Dance class turns into life-passion
Professor Todd Wakefield has been teaching dance at UVU for 12 years. Before UVU, he taught at BYU and Timpanogos High School. He also performed on the UVU ballroom tour team for a year and a half, the BYU ballroom tour team for four years and BYU’s company for 5 years and Wakefield had the opportunity to travel and perform all over the world. At UVU he currently teaches intermediate ballroom and beginning social dance.
Through dance, Wakefield met his wife, Alison, and together they have four children, who are also involved in dance.
Wakefield’s passion for dance began his freshman year in college when he took a beginning social dance class.
“I was addicted,” Wakefield said. “I wanted to continue taking classes. I realized that I had a bit of a talent for it, which led to realizing that I could teach it.”
After just a year at BYU, Wakefield was given a job teaching dance technique while going to school. After he graduated from BYU, the dance director at UVU called and offered him a job teaching ballroom and American social dance.
For Wakefield, the best part about teaching is helping students learn new skills and seeing their confidence in what they’re doing.
“I love teaching beginning American social dance. It’s new for everybody, and when they leave they’ll have a skill that they’ll use throughout life,” Wakefield said. “Dance builds confidence. No one leaves my classes with less confidence than when they walked in, and it’s good for college students to gain that confidence before going out in the world.”
Not only does Wakefield teach dance, he also helps with UVU’s DanceSport Festival every February.
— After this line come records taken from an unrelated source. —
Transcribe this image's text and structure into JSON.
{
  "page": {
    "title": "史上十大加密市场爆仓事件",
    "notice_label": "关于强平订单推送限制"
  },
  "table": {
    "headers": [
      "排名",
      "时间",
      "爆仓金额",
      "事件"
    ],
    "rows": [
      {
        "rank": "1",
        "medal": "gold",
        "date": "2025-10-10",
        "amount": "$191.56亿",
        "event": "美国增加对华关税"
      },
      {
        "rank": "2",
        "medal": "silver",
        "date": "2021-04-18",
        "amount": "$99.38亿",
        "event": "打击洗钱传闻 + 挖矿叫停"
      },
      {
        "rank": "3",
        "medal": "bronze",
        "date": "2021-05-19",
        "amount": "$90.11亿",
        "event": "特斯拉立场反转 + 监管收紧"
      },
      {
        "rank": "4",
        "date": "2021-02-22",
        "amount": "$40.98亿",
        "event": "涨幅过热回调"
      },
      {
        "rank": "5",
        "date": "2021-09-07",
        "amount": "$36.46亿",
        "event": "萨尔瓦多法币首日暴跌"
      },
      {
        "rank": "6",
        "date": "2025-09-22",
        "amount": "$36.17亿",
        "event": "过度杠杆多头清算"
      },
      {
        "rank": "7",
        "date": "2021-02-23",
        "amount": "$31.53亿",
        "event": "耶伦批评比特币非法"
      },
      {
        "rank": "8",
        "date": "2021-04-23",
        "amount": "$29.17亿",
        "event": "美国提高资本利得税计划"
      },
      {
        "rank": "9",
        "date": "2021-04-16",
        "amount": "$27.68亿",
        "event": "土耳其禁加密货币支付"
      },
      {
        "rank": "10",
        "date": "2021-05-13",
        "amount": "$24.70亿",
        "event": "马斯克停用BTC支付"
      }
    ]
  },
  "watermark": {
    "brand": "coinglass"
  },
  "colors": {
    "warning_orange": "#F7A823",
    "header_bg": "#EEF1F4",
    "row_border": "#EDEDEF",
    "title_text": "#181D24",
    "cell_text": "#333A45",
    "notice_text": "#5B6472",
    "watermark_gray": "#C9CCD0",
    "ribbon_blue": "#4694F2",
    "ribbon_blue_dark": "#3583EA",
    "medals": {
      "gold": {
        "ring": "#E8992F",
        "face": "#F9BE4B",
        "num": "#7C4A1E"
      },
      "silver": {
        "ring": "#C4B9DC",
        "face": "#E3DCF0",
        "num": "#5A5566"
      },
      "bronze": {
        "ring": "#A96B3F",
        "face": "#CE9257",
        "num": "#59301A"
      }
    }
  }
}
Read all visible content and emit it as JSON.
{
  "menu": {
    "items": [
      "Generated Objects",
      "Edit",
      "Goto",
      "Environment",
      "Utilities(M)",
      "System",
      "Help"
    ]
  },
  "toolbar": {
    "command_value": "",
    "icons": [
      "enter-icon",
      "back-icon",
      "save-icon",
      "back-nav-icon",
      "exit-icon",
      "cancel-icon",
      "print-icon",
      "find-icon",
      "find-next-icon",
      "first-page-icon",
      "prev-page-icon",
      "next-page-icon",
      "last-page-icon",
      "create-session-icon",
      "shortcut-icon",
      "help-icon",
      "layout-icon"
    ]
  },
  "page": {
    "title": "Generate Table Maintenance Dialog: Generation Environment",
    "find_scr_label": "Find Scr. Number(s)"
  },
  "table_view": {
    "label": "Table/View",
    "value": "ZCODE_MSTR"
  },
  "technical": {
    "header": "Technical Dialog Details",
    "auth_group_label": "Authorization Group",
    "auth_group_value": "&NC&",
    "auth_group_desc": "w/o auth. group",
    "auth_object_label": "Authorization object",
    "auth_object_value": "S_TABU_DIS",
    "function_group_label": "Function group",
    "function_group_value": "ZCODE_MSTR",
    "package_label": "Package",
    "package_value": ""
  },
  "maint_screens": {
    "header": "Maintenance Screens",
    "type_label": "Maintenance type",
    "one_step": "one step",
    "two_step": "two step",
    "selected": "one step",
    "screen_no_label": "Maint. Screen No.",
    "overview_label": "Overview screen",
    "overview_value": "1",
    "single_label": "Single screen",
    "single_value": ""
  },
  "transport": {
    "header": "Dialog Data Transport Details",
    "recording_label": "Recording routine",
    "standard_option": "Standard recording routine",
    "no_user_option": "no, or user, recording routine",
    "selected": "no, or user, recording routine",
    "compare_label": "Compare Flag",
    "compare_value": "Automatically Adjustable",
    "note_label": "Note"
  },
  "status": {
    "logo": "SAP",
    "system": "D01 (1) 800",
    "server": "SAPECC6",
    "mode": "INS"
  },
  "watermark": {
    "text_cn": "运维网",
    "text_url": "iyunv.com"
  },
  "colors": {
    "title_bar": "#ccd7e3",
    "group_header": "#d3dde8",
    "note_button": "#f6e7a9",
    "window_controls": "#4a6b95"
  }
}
This year’s DanceSport Festival will be Feb. 22-23 in the PE building gym. The event is a competition for dancers from five years old to college age. Each year the DanceSport Festival has more than 600 competitors.
This year, Wakefield is helping out with the DanceSport Festival as a scrucineer. A scrucineer collects the results from the judges and tallies the scores.
“I love helping out with this event. It’s more like a sport,” Wakefield said. “The crowds are yelling and very energetic. Plus it’s great to come out and watch all of the local kids perform.”